Here the all the apparatus are assumed to be moving with the speed of the earth that is v and speed of light is c. As A to B is more distance than A to P’, even then the light will catch the M’1 at the same time as from A to P’. This is because c > v. Thus the time taken for light to reach at M’1 and for P to reach at P’ will be taken same as t.
Calculation for time taken for reflected path that is from A to B and then B to C:
Take triangle ABP’ and apply Pythagoras theorem:
(AB)2 = (BP’)2 + (AP’)2
Where AB is the path covered by light in time t and AP’ is path covered by the Plate P in same time t. BP’ is the length of the arm that is equal to l.
Thus the equation becomes
c2t2 = l2 + v2t2
or t2(c2 – v2) = l2
or t2 = l2/(c2 – v2)
or t2 = l2/ c2 (1 – v2/ c2)
t = l/ c [(1 – v2/ c2)]1/2
or t = l[(1 – v2/ c2)]-1/2/c
Apply Binomial theorem and neglect higher terms
t = l[(1 + v2/2 c2)]/c
This is the time taken by light from A to B. Same time will be taken from B to C. Therefore, the total time for the reflected path will be
t1 = 2t
or t1 = 2l[(1 + v2/2 c2)]/c (1)
Calculation for time taken for transmitted path that is from A to M’2 and then M’2 to A:
As the apparatus and the light both are moving in same direction that is when light is going towards M’2. Thus the relative velocity will be c – v. After reflection, the apparatus and the light both are moving in the opposite direction that is when light is going towards P. Thus the relative velocity will be c + v.
Thus the time taken from A to M’2 and from M’2 to C will be
t2 = l/(c – v) + l/(c + v)
Further solving, we get
2l(1 – v2/ c2)-1/c
Apply binomial theorem to the RHS and neglect higher terms, we get
t2 = 2l(1 + v2/ c2)/c (2)
Therefore the time difference between the transmitted and reflected rays will be
∆t = t2 – t1
Put equations (1) and (2)
∆t = 2l(1 + v2/ c2)/c – 2l[(1 + v2/2 c2)]/c
Or ∆t = lv2/c3
Path difference for the transmitted and reflected rays will be
∆x1 = c∆t
∆x1 = c lv2/c3
Or ∆x1 = lv2/c2 (3)
After this the apparatus is rotated through 900 so that mirrors will exchange their positions and path difference is again calculated. It will come out
∆x2 = -lv2/c2 (4)
Therefore the total path difference will be
∆x = ∆x2 – ∆x1
∆x = 2 lv2/c2 (5)
Then the number of fringe shift is calculated by following relation (fringes are the pattern obtained by interference of two more rays that is by constructive and destructive interference):
N = path difference/wavelength of light
N = ∆x/λ
Put equation (5)
N = 2 lv2/c2 λ (6)
Then N is calculated by putting l = 11m, v = 3 x 104m/s, c = 3 x 108m/s and λ = 5800 angstroms
Thus N = 0.37 fringes
But experimentally N = 0
Thus the theory and experiment results are not matched.
But the experimental were right. So there was some problem in theory calculation.

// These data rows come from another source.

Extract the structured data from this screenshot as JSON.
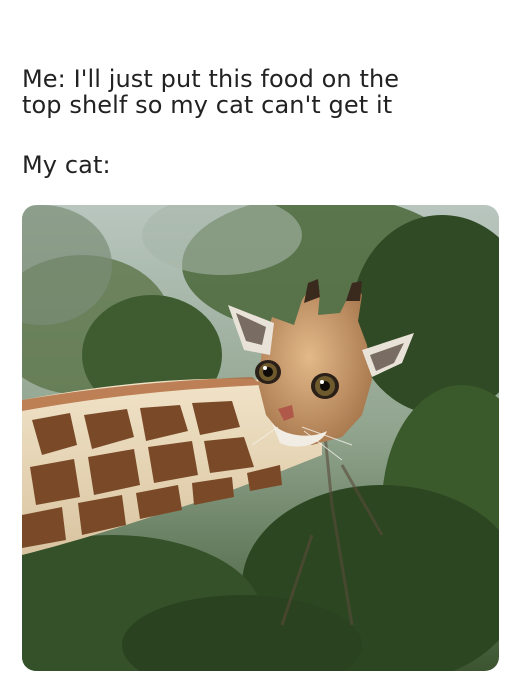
{
  "meme": {
    "setup_line_1": "Me: I'll just put this food on the",
    "setup_line_2": "top shelf so my cat can't get it",
    "punchline": "My cat:"
  },
  "photo": {
    "subject": "giraffe-neck-with-cat-face",
    "colors": {
      "foliage_dark": "#2f4a24",
      "foliage_light": "#8aa07a",
      "giraffe_base": "#e9d9bd",
      "giraffe_spot": "#7a4a28",
      "cat_fur": "#c99a6a"
    }
  }
}
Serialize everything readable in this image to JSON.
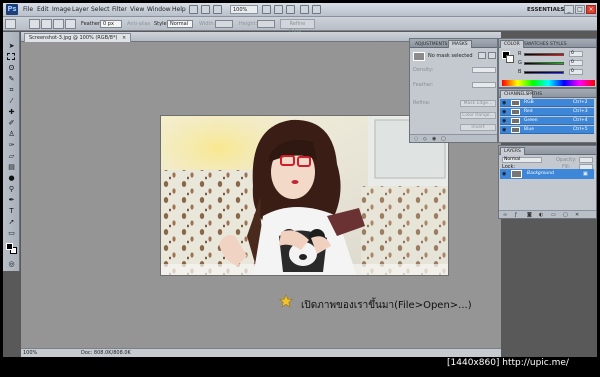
{
  "menubar": {
    "logo": "Ps",
    "items": [
      "File",
      "Edit",
      "Image",
      "Layer",
      "Select",
      "Filter",
      "View",
      "Window",
      "Help"
    ],
    "zoom": "100%",
    "workspace": "ESSENTIALS",
    "window_controls": [
      "_",
      "□",
      "×"
    ]
  },
  "options_bar": {
    "feather_label": "Feather:",
    "feather_value": "0 px",
    "anti_alias_label": "Anti-alias",
    "style_label": "Style:",
    "style_value": "Normal",
    "width_label": "Width:",
    "height_label": "Height:",
    "refine_edge": "Refine Edge..."
  },
  "document": {
    "tab_title": "Screenshot-3.jpg @ 100% (RGB/8*)",
    "tab_close": "×",
    "status_zoom": "100%",
    "status_doc": "Doc: 808.0K/808.0K"
  },
  "caption": "เปิดภาพของเราขึ้นมา(File>Open>...)",
  "adjustments_panel": {
    "tabs": [
      "ADJUSTMENTS",
      "MASKS"
    ],
    "no_mask": "No mask selected",
    "density_label": "Density:",
    "feather_label": "Feather:",
    "refine_label": "Refine:",
    "mask_edge": "Mask Edge...",
    "color_range": "Color Range...",
    "invert": "Invert"
  },
  "color_panel": {
    "tabs": [
      "COLOR",
      "SWATCHES",
      "STYLES"
    ],
    "channels": [
      {
        "label": "R",
        "value": "0",
        "color": "#d33"
      },
      {
        "label": "G",
        "value": "0",
        "color": "#3b3"
      },
      {
        "label": "B",
        "value": "0",
        "color": "#33d"
      }
    ]
  },
  "channels_panel": {
    "tabs": [
      "CHANNELS",
      "PATHS"
    ],
    "rows": [
      {
        "name": "RGB",
        "shortcut": "Ctrl+2"
      },
      {
        "name": "Red",
        "shortcut": "Ctrl+3"
      },
      {
        "name": "Green",
        "shortcut": "Ctrl+4"
      },
      {
        "name": "Blue",
        "shortcut": "Ctrl+5"
      }
    ]
  },
  "layers_panel": {
    "tabs": [
      "LAYERS"
    ],
    "blend_mode": "Normal",
    "opacity_label": "Opacity:",
    "lock_label": "Lock:",
    "fill_label": "Fill:",
    "layer_name": "Background",
    "footer_icons": [
      "link-icon",
      "fx-icon",
      "mask-icon",
      "adjustment-icon",
      "folder-icon",
      "new-layer-icon",
      "trash-icon"
    ]
  },
  "watermark": "[1440x860] http://upic.me/",
  "colors": {
    "app_bg": "#595959",
    "doc_bg": "#959595",
    "panel_bg": "#c4c9cf",
    "selection": "#3d86d8"
  }
}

Different scientists tried to explain these negative results of Michelson-Morley experiment.
(The main reason lies in equation (2), when c – v and c + v is done. Can you add any velocity in c or subtract any velocity from c? The answer is given in another article in the explanation of negative results of Michelson-Morley experiment.)